In his classic 1969 book, “The Ten Largest Sunday Schools and What Makes Them Grow,” the Rev. Dr. Elmer Towns, now 86, credited Hyle’s church as the largest Sunday school in America, with more than 30,000 people riding over 200 buses. Falwell’s church neared that with 23,000 and more than 60 buses in 1973, according to a biography written by his widow, Macel Falwell.

A church of riders

Darrell Badeaux, Life Tabernacle’s bus director, said he started the first bus route with 27 riders. Now, riders average between 400 and 500, with 11 buses running last Sunday.

“We knock on between 1,000 and 2,000 doors every Saturday,” Badeaux said. “Each one of our bus teams do their own outreach. We try to do 150 doors per bus. We also go back and meet the kids and their families.”

The Rev. Cornelius Williams has been Tony Spell’s assistant pastor for two years and drives a bus in the Florida Boulevard area.

“Church for us starts when the first kid puts his foot on the first step of the bus,” Williams said. “Before we even get here, we’re singing on the bus, we’re praying on the bus.”

When the children arrive, the younger ones go to a large meeting room in one wing of the sanctuary building, and the junior high and high school students go to 10 school classrooms at the other wing.

“When we started (six months ago), maybe we had 10 to a classroom, and now the classrooms are overflowing with an average of 30 students per classroom,” Sunday school Superintendent Emily Holt said.

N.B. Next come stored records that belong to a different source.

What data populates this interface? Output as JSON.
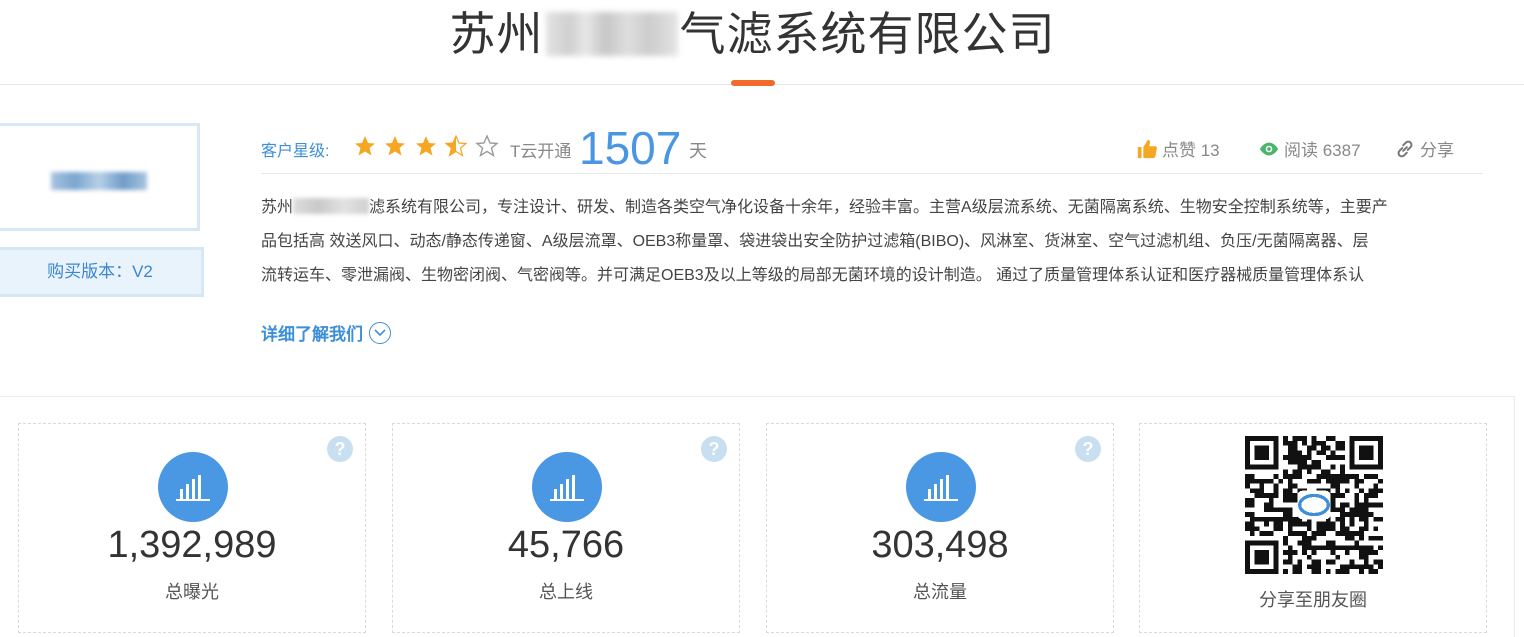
{
  "company": {
    "title_prefix": "苏州",
    "title_suffix": "气滤系统有限公司",
    "version": "购买版本：V2"
  },
  "info": {
    "star_label": "客户星级:",
    "rating": 3.5,
    "rating_max": 5,
    "tyun_label": "T云开通",
    "days": "1507",
    "days_unit": "天",
    "like_label": "点赞 13",
    "read_label": "阅读 6387",
    "share_label": "分享"
  },
  "description": {
    "line1_prefix": "苏州",
    "line1_rest": "滤系统有限公司，专注设计、研发、制造各类空气净化设备十余年，经验丰富。主营A级层流系统、无菌隔离系统、生物安全控制系统等，主要产",
    "line2": "品包括高 效送风口、动态/静态传递窗、A级层流罩、OEB3称量罩、袋进袋出安全防护过滤箱(BIBO)、风淋室、货淋室、空气过滤机组、负压/无菌隔离器、层",
    "line3": "流转运车、零泄漏阀、生物密闭阀、气密阀等。并可满足OEB3及以上等级的局部无菌环境的设计制造。 通过了质量管理体系认证和医疗器械质量管理体系认",
    "more_label": "详细了解我们"
  },
  "stats": [
    {
      "value": "1,392,989",
      "label": "总曝光"
    },
    {
      "value": "45,766",
      "label": "总上线"
    },
    {
      "value": "303,498",
      "label": "总流量"
    }
  ],
  "qr": {
    "label": "分享至朋友圈"
  },
  "colors": {
    "accent": "#4a96e3",
    "orange": "#f06a2b",
    "star": "#f5a623",
    "eye": "#4bb56b"
  }
}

Gary McDonald, children’s church director, said an average 150 to 200 children, ages 8 to 11, attend each week.

“Usually we feed them breakfast, but this week they get nachos and cupcakes baked by our church teens,” McDonald said. “Six months ago, we would have one or two participate in the altar call because they didn’t know how to pray, but now it’s the whole mass praying, lifting their hands, worshipping. They’re being baptized, repenting of their sins, seeking the Holy Ghost — it’s remarkable.”

Regardless of age, ethnicity or education level, everyone is welcome, said Tony Spell, adding the idea is to make their church look like heaven.

“Every nation under the sun will be there,” he said. “All kindred, nations, tongues and tribes will be in heaven. That is the basis of our bus ministry. People ask me, ‘Do you go into Scotlandville or Zion City?’ ”

Spell said his answer is the same one Jesus gave to some cynical Pharisees who questioned why he was eating with sinners: “They that are well are in no need of a physician.” (Matthew 9:12)

For information about the church, call Tony Spell at (225) 485-7833 or visit ltcbr.com.